Huaneng Power announced at the end of last week that it was paying around $2.2 billion for what one analyst called “highly-geared coal power assets which face overcapacity concerns”.
In other words, it was not the ideal plan for shareholders in Huaneng.
The move sent Huaneng’s stock tumbling, leading it to close down 2.48% on Monday. The short sell ratio of its stock increased to 30% of total volume on the day, from an average of between 10% and 20% usually.
The deal appeared to make little sense for investors, at least as analysts told it. But few investors would have been shocked by the announcement. Huaneng was not buying the assets from just any company — it was buying from its parent in the latest example of an asset injection by a Chinese company.

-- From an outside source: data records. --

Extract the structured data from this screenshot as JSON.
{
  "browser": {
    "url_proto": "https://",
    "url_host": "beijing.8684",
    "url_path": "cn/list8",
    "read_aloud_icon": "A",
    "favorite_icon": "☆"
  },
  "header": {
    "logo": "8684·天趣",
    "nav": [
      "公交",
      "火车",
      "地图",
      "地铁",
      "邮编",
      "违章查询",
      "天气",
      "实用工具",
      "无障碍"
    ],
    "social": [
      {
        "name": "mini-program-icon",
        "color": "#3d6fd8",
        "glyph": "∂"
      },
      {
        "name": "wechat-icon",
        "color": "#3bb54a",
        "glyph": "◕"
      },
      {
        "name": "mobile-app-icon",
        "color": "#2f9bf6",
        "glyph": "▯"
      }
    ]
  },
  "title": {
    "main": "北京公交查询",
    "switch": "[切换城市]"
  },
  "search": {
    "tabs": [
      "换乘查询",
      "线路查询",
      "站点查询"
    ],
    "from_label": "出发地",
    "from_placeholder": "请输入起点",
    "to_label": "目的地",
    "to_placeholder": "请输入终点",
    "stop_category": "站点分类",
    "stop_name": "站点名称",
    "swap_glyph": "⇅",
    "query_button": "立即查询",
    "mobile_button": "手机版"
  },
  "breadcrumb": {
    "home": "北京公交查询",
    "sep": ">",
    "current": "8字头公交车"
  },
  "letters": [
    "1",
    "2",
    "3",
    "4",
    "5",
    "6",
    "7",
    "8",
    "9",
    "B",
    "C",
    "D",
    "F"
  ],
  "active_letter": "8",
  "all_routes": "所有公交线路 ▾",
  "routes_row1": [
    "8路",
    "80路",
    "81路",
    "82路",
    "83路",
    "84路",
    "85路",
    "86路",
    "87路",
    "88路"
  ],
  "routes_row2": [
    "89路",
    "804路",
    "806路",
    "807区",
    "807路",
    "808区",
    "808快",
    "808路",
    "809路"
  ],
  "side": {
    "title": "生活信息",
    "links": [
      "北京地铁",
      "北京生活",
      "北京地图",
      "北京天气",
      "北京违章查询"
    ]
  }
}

These deals, once seen as a way for parent companies to bolster their weaker listed subsidiaries, now risk becoming quite the opposite. Investors and analysts argued the deal is, in essence, a way for Huaneng’s parent company China Huaneng Group to “cash-out”.
“The golden age for China's asset injection story is gone,” said a portfolio manager based in Hong Kong. “While people used to view any kind of acquisition plans from a parent as a positive investment opportunity, now we better do our own homework first."
Huaneng is the latest Chinese company to have taken an asset injection from its parent company in the last month. Two weeks ago, China General Nuclear Power sold three nuclear assets to Hong Kong-listed subsidiary CGN Power, another deal that got a sceptical response from investors.
By the book
The $2.2 billion Huaneng is paying for the coal assets represents a 10 times earnings multiple and a 2.4 price-to-book ratio. Compared to Huaneng Power’s valuation as of 5.8 times earnings and 0.7 times book, the transaction is hugely dilutive.
According to analysts’ calculations, Huaneng's return on equity will also decline from 26% to 19% after the acquisition on the profit forecast provided.
Huaneng reckons its earnings per share could grow 10% after the acquisition. But this looks optimistic given most sector analysts are forecasting flat or even negative sector EPS growth over the next three years.
To sweeten the deal, Huaneng has provided a three-year net profit forecast guarantee to its shareholders. But this only covers five power plants out of the 37 it is buying from its parent, representing roughly 25% of the acquired assets’ capacity.
As Huaneng Power has chosen to fully fund the transaction by cash, it will significantly deteriorate company’s gearing, according to analysts. They have warned about a potential downgrade and a sharp decrease in dividends.
Analysts estimate Huaneng’s net gearing after the acquisition will rise to around 250% from below 185%. The company could not be reached after multiple attempts to get comment.
CITIC CLSA Capital Markets is the financial adviser to Huaneng.